Since the beginning of Banksy’s month-long stay in New York City (where he’s done new works on the Lower East Side and East New York, Brooklyn), some locals started charging visitors $20 to get a peep, and a few of his pieces have been defaced.
Painter and Clever Agency founder Molaundo Jones, who’s been a Banksy fan since 2009, says, “I really dig his style, creative concepts, and the intention behind the work. The fact that he has become an international phenomenon and no one can point him out in a lineup is awesome in itself. But as for people defacing his latest works, that’s simply a hazard of being a graffiti artist.
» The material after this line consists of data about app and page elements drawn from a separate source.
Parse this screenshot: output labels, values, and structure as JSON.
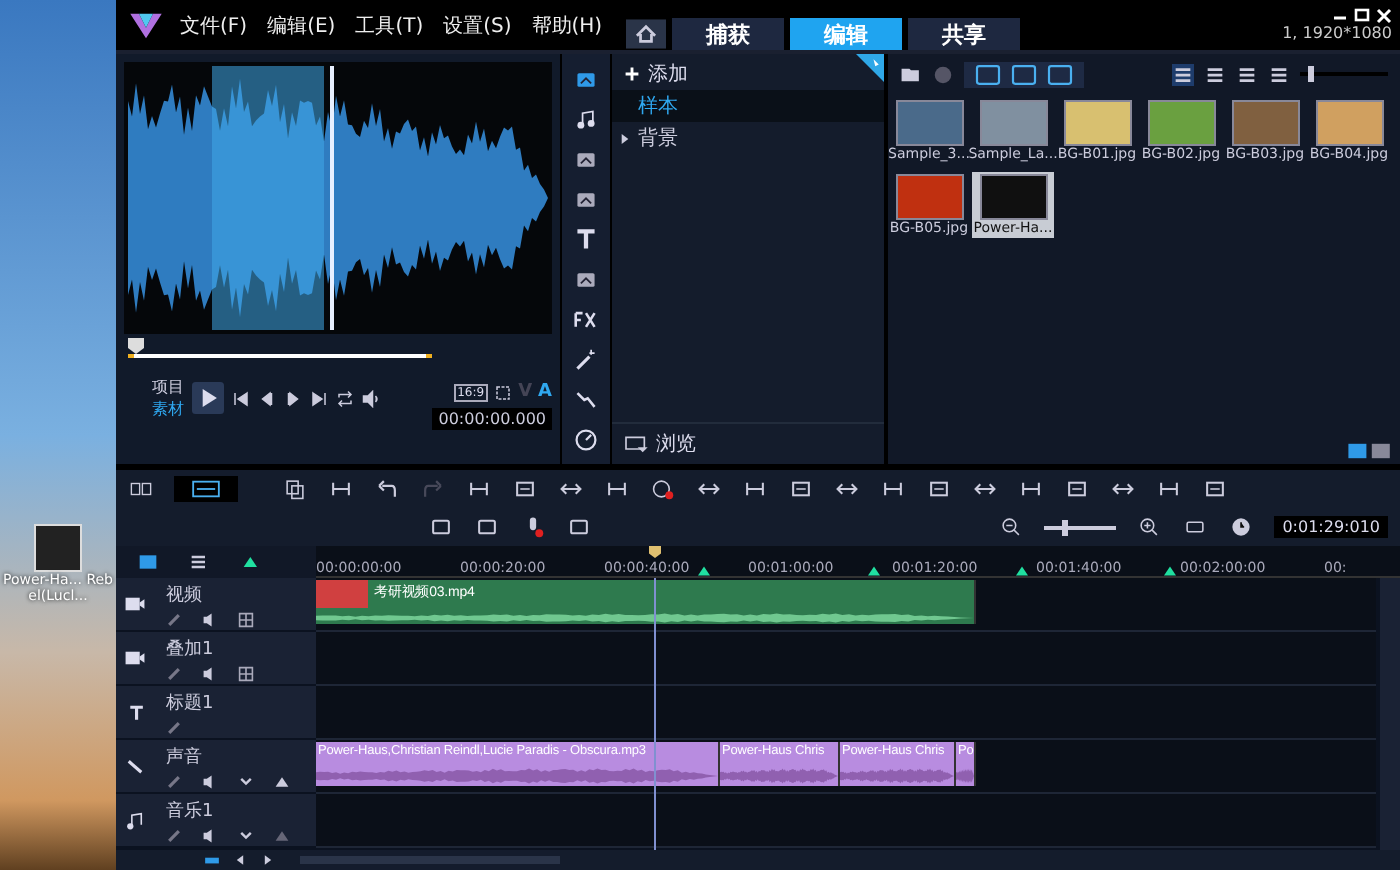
{
  "desktop_icon": {
    "label": "Power-Ha... Rebel(Lucl..."
  },
  "menu": [
    "文件(F)",
    "编辑(E)",
    "工具(T)",
    "设置(S)",
    "帮助(H)"
  ],
  "tabs": [
    {
      "label": "捕获",
      "selected": false
    },
    {
      "label": "编辑",
      "selected": true
    },
    {
      "label": "共享",
      "selected": false
    }
  ],
  "resolution": "1, 1920*1080",
  "player": {
    "modes": [
      {
        "label": "项目",
        "selected": false
      },
      {
        "label": "素材",
        "selected": true
      }
    ],
    "aspect": "16:9",
    "tracks": [
      {
        "label": "V",
        "selected": false
      },
      {
        "label": "A",
        "selected": true
      }
    ],
    "timecode": "00:00:00.000"
  },
  "library": {
    "thumbnail_size": {
      "level": 0.1
    },
    "add_label": "添加",
    "folders": [
      {
        "label": "样本",
        "selected": true,
        "expandable": false
      },
      {
        "label": "背景",
        "selected": false,
        "expandable": true
      }
    ],
    "browse": "浏览",
    "media": [
      {
        "name": "Sample_3...",
        "selected": false
      },
      {
        "name": "Sample_La...",
        "selected": false
      },
      {
        "name": "BG-B01.jpg",
        "selected": false
      },
      {
        "name": "BG-B02.jpg",
        "selected": false
      },
      {
        "name": "BG-B03.jpg",
        "selected": false
      },
      {
        "name": "BG-B04.jpg",
        "selected": false
      },
      {
        "name": "BG-B05.jpg",
        "selected": false
      },
      {
        "name": "Power-Ha...",
        "selected": true
      }
    ]
  },
  "timeline": {
    "timecode": "0:01:29:010",
    "ruler": [
      "00:00:00:00",
      "00:00:20:00",
      "00:00:40:00",
      "00:01:00:00",
      "00:01:20:00",
      "00:01:40:00",
      "00:02:00:00",
      "00:"
    ],
    "tracks": [
      {
        "name": "视频",
        "kind": "video",
        "clips": [
          {
            "label": "考研视频03.mp4"
          }
        ]
      },
      {
        "name": "叠加1",
        "kind": "overlay"
      },
      {
        "name": "标题1",
        "kind": "title"
      },
      {
        "name": "声音",
        "kind": "voice",
        "clips": [
          {
            "label": "Power-Haus,Christian Reindl,Lucie Paradis - Obscura.mp3"
          },
          {
            "label": "Power-Haus Chris"
          },
          {
            "label": "Power-Haus Chris"
          },
          {
            "label": "Po"
          }
        ]
      },
      {
        "name": "音乐1",
        "kind": "music"
      }
    ],
    "zoom": {
      "level": 0.25
    }
  }
}
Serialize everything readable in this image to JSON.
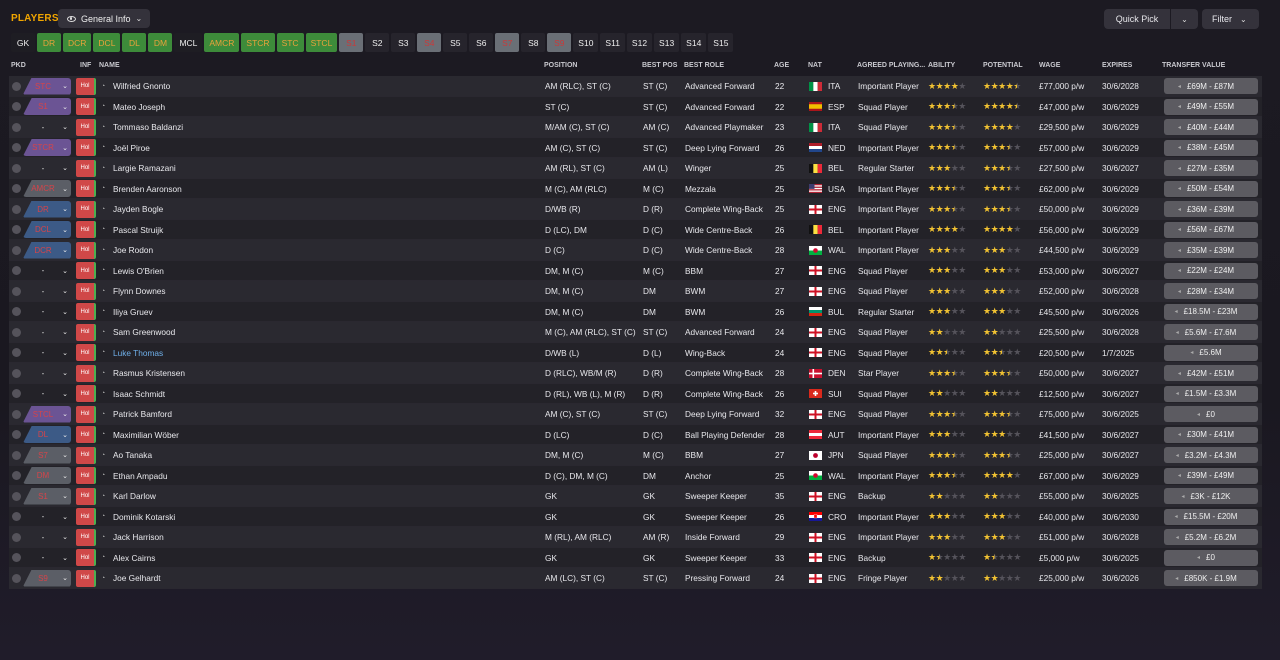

Anyone who’s seen Beat Street can get a sense of how ugly things can get with competition and straight up envy in that world.”
Sacha Jenkins, co-author of Piecebook: The Secret Drawings of Graffiti Writers, says, “I think to a certain extent, writing your name over and over can become boring. And some guys are better than others at doing that. So I appreciate the unpredictable nature of what Banksy does.
“However, money is tight these days, and the guys who used to write their names just for fun and local fame now want to be paid too. Banksy is getting that cheese, and writers want an elephant-size fridge full of it. That is where jealousy, to a certain extent, weighs in.”
Hip-hop historian Bill Adler, co-author of DEFinition: The Art and Design of Hip-Hop, says, “I think Banksy is quite prolific and brilliant. But, much like his film Exit Through the Gift Shop, there is an obnoxiousness to him. He wants to have it both ways, to be an outlaw as well as an art star, and the whole thing is just way too slick.”
In a recent Village Voice interview with Banksy via email, the artist said, “Commercial success is a mark of failure for a graffiti artist. We’re not supposed to be embraced in that way.”
Legendary writer Cey Adams, who channeled his talents into becoming a respected graphic designer for Def Jam and Nike, says snidely, “I’m happy the market for his type of art has jumped through the roof. Maybe people will now see the artist value in ‘real’ graffiti art here in America.”